At one time, reflex sights (or red dots, if you prefer) were the domain of law enforcement, military professionals and top competitive shooters. Over time, the rest of the shooting world slowly began gravitating toward reflex sights, and today most new pistols being rolled out today have slides that are pre-cut for optics.
Why this sudden shift toward pistol-mounted optics? Cool factor, for one thing. Imitation is supposed to be the sincerest form of flattery, and that’s certainly true in the firearm world. When the top shooters in the nation carry pistols with optics, it’s only a matter of time before the shooting public does the same. But, what are the real advantages of reflex optics, and can the average shooter benefit from reflex optics?
Reflex Optics: The Good and the Bad
It’s been proven in pistol competition that reflex sights can improve your speed and accuracy. The key word there is “can,” because odds are that if you start shooting a red dot and pistol having only ever fired guns with iron sights you likely will neither be more accurate nor faster. In fact, you may spend time looking foolish as you spend time craning your neck and wagging the sights as you try to find the dot.
Reflex sights don’t automatically make you a better shot, but once you learn to shoot them efficiently you’ll likely be better than you ever were with iron sights. That’s because reflex sights offer a precise aiming point that allows you to align objects on two planes (the dot and the target) as opposed to three (front sight, rear sight, target). Many new shooters struggle with the concept of front sight focus when shooting pistols equipped with iron sights, but they get the concept of positioning the dot where you want to strike the target.
Understanding the concept and applying that concept to real-world applications are very different processes, though.

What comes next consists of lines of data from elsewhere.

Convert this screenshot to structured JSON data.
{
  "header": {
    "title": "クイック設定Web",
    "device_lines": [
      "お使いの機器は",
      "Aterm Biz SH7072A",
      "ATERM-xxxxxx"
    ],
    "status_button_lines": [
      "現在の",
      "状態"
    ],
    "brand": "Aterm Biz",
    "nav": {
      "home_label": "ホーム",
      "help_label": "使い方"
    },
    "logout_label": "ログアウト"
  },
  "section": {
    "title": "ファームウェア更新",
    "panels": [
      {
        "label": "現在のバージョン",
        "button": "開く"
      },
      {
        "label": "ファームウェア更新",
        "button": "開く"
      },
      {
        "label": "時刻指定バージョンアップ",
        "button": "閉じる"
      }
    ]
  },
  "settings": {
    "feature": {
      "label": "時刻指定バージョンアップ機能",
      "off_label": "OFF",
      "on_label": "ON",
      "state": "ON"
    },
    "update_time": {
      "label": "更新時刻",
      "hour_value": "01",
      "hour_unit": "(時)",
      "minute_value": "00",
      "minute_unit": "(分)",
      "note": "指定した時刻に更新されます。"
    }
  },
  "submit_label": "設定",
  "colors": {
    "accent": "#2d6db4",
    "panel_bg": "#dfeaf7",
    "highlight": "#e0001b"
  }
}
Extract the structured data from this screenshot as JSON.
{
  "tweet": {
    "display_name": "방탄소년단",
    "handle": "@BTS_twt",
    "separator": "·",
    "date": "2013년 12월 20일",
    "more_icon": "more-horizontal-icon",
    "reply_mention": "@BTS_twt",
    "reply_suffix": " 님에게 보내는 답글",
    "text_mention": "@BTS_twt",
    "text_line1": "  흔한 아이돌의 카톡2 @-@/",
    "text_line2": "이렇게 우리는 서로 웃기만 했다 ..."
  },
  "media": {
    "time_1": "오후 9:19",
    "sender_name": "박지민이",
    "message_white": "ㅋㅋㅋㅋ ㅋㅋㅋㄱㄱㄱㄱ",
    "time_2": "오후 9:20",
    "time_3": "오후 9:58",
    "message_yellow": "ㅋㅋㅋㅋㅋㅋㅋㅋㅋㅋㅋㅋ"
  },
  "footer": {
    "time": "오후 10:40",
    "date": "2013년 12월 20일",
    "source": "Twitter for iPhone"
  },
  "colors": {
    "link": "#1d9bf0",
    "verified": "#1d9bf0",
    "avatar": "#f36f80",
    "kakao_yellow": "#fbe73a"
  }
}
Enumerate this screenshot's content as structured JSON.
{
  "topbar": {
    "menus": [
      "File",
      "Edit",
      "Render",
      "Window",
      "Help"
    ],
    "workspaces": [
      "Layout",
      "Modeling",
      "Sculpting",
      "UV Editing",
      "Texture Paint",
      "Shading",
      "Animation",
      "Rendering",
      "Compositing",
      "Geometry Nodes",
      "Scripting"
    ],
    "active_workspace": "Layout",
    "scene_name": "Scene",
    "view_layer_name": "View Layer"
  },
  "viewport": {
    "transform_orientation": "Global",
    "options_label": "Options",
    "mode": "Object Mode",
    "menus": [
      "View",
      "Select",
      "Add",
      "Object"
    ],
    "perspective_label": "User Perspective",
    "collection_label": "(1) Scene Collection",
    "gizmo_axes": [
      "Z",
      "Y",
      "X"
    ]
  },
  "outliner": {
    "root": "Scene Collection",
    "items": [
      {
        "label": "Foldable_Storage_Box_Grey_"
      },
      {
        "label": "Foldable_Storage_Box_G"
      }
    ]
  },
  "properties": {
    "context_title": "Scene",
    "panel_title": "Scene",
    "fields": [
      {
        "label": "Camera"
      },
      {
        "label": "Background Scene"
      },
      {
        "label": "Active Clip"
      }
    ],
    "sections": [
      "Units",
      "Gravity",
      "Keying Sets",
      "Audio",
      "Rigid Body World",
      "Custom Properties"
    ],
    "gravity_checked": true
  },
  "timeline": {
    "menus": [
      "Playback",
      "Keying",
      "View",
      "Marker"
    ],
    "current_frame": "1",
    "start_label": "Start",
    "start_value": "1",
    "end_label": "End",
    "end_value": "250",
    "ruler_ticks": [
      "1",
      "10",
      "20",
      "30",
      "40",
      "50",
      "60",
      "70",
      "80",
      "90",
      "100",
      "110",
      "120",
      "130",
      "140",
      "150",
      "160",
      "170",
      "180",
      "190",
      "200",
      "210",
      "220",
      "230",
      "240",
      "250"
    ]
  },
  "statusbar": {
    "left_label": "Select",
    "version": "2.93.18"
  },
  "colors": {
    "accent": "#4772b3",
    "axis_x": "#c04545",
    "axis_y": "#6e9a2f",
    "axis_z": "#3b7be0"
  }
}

The concept of red dots is deceptively simple. However, making that dot appear quickly and consistently on your target following a draw stroke can be challenging.
Red-dot sights are allowing shooters with aging eyes to shoot better, too. A loss of visual acuity is a natural part of the aging process, and at some point it becomes difficult for most people to use iron sights efficiently. Sometimes even corrective lenses don’t help the problem. However, a reflex sight can help those shooters produce tight groups. And, of course, reflex sights offer a consistent aiming point in any light conditions, so as long as you can see your target you can shoot your gun accurately.
Convinced that reflex sights might be right for you? Well, you’ll need to know some basics before you begin if you want to shoot quickly, consistently, and accurately. These four tips will help flatten the learning curve when shooting red-dot optics.
Fit and Installation
To be accurate, reflex sights must be securely mounted to your pistol because any shift in the sight’s position results in a shift in point of impact. This all sounds very elementary, like telling someone that they need air in their automobile tires. However, a significant portion of the people who tell me their new red-dot-equipped pistol isn’t working simply have loose or ill-fitting optics. Sight security has never been an issue with their iron-sighted pistols, so they don’t think to examine their reflex sight.
First and foremost, read the manual for both your optics and your pistol. Determine which base is needed for your optic, and make sure that the screws you are using are the correct length and thread pattern. Perhaps most importantly, tighten optics screws to manufacturer specifications (which will require a torque wrench with an inch/pounds gauge, not guesstimation). One of the top optics manufacturers told me that overtightening and stripping screws is one of the primary causes of optics failures, both on reflex sights and magnified optics. Once your reflex sight is secure on your pistol it is ready to survive the abuses of daily carry and still perform consistently.
As with installation, selecting dot size, color, and intensity impacts your success with a reflex sight. Let’s begin with dot size. Dots are measured in MOA, so a 1-MOA dot covers roughly 1 inch of the target at 100 yards. That’s great for precise shooting, but it’s a very small aiming point for personal defense. Most pistols sights fall somewhere between 3 and 6 MOA, which is suitable for close to moderate-range pistol shooting. Which you prefer is a matter of personal taste.
Dot color is another matter of personal taste, but since the human eye does see green more clearly than red a green dot will be more visible to most people in a wider variety of lighting conditions, particularly full sun. The nickname “red-dot sights” is a pretty clear indicator that red is, in fact, the most common color choice for reflex optic dots.
Speaking of intensity, you don’t want a “halo” around your sight. If the dot does not have clearly defined edges it is too bright and accuracy will be compromised. Many reflex sights have an auto intensity adjustment feature, but you should always be certain that the auto adjust matches your eyes. If not, you should manually set intensity for maximum accuracy.